#### Activity
For each line of the data below, test for "note". Report only the number of lines that pass.

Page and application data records
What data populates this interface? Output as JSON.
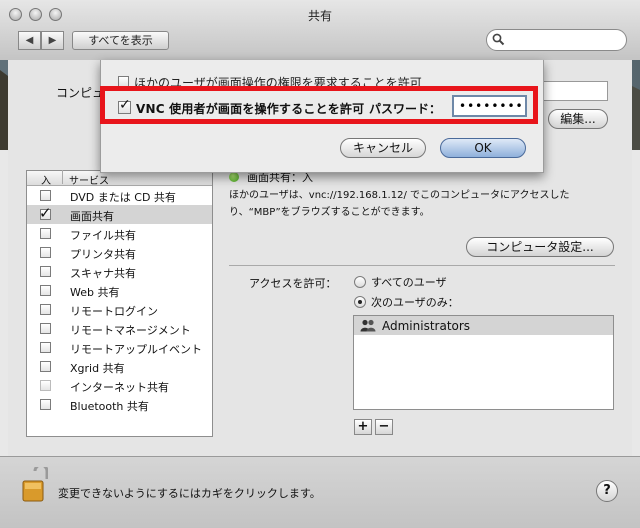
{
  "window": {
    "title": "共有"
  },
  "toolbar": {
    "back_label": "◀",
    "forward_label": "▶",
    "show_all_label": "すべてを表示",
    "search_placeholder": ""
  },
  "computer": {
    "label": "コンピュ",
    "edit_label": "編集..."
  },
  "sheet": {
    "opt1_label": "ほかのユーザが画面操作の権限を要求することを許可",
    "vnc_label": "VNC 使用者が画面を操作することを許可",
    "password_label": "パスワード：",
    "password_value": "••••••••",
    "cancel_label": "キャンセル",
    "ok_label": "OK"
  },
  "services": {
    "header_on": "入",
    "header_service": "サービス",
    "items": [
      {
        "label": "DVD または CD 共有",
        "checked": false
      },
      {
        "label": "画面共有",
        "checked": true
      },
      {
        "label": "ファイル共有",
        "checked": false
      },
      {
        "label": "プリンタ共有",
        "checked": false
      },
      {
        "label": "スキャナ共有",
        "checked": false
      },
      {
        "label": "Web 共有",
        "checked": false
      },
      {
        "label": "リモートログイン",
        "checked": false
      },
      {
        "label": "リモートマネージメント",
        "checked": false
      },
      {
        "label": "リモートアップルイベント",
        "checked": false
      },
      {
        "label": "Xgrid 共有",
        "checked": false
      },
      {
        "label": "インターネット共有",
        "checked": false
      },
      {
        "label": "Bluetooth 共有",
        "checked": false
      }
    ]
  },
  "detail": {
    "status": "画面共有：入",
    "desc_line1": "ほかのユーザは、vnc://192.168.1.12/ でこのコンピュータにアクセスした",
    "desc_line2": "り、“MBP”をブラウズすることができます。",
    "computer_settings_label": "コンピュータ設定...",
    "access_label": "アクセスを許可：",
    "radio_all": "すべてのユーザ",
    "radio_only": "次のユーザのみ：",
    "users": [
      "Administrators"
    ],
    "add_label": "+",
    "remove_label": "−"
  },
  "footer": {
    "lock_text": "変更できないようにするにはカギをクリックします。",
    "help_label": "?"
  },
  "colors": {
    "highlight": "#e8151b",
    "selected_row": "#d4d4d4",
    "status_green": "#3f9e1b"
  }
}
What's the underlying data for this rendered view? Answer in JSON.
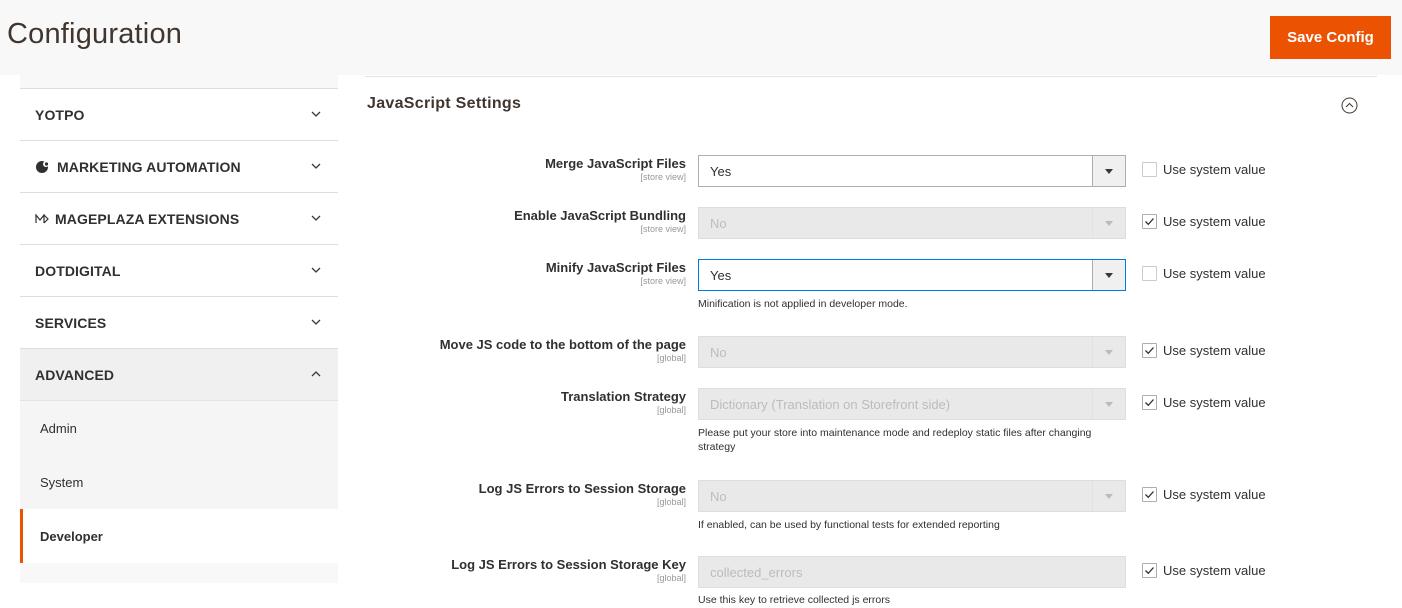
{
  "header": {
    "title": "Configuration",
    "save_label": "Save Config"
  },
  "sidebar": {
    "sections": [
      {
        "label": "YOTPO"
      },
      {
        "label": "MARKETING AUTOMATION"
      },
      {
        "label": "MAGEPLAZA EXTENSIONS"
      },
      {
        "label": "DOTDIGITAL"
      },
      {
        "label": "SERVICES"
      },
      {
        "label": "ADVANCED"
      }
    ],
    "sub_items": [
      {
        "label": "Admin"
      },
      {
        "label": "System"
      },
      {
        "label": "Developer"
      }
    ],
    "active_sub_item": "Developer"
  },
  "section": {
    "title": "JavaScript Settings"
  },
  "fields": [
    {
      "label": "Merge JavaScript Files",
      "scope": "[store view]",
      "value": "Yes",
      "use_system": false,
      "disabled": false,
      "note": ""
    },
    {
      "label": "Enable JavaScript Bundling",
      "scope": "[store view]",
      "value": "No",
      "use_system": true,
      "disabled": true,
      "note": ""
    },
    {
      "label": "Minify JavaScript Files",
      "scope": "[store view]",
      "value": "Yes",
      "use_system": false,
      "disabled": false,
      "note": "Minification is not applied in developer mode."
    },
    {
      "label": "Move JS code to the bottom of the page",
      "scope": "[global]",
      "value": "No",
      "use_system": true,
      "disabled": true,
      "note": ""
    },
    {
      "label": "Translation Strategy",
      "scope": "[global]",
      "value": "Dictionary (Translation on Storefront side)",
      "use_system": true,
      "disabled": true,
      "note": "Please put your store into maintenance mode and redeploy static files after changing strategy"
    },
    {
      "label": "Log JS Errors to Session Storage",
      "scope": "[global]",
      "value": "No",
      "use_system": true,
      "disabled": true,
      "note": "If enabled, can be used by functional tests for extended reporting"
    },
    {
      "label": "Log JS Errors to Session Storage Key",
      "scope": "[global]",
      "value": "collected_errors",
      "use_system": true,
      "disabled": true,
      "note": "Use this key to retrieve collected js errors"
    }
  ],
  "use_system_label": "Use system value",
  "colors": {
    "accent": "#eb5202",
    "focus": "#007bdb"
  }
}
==
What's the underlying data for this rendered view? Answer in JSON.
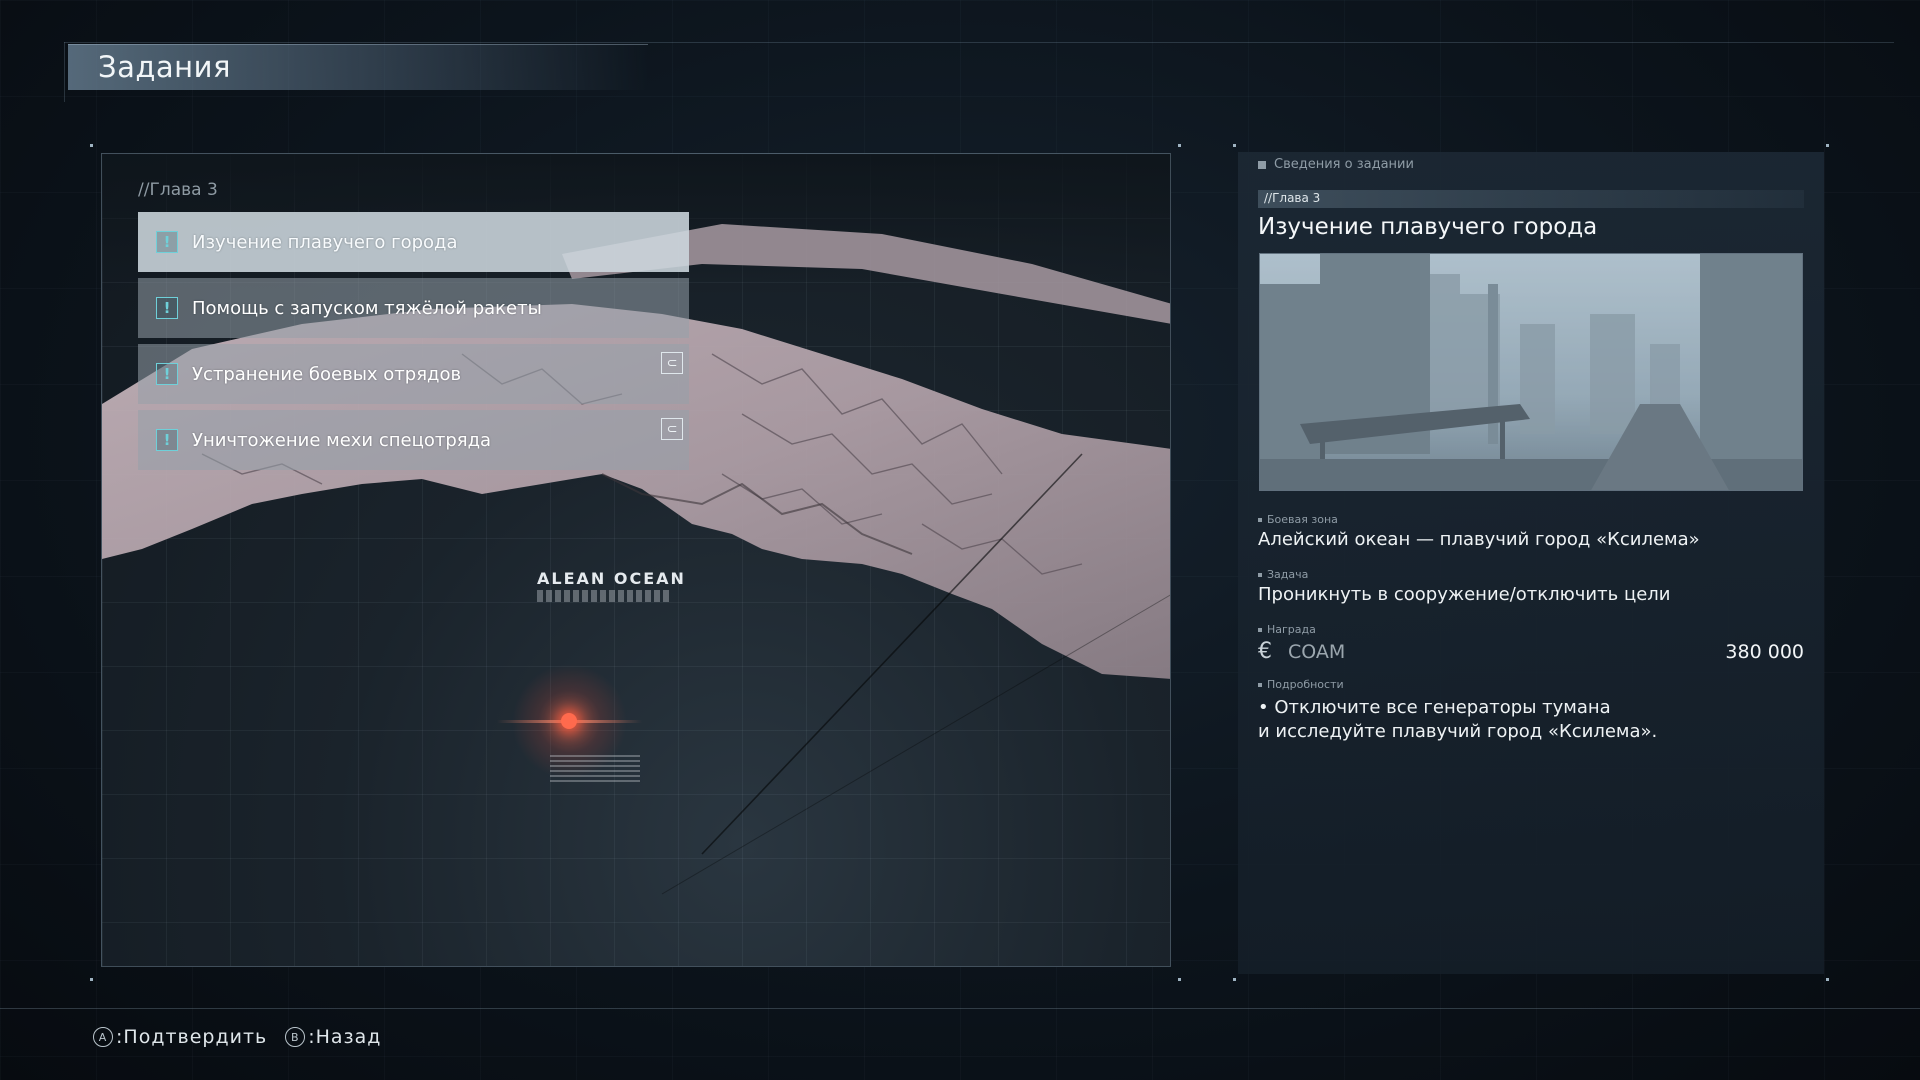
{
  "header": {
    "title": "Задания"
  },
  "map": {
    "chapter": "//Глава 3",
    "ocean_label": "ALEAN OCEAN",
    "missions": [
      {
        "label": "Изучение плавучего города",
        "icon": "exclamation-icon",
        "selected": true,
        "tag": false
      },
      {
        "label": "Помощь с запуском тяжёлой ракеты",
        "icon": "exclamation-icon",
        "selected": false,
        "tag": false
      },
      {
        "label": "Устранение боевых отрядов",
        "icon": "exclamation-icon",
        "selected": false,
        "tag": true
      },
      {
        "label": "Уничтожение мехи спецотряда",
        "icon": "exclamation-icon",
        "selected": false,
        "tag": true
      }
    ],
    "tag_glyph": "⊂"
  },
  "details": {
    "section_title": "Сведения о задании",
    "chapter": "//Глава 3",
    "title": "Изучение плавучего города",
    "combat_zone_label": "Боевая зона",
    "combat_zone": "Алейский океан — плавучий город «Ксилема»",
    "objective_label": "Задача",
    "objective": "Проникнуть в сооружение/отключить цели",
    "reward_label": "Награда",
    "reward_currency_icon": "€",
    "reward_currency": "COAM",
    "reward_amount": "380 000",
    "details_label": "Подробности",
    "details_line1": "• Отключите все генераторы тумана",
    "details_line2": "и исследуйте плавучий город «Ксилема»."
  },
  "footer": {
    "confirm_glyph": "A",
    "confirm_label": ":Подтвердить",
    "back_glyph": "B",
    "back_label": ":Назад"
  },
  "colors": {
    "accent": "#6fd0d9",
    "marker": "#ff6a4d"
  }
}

#### Exercise solution
7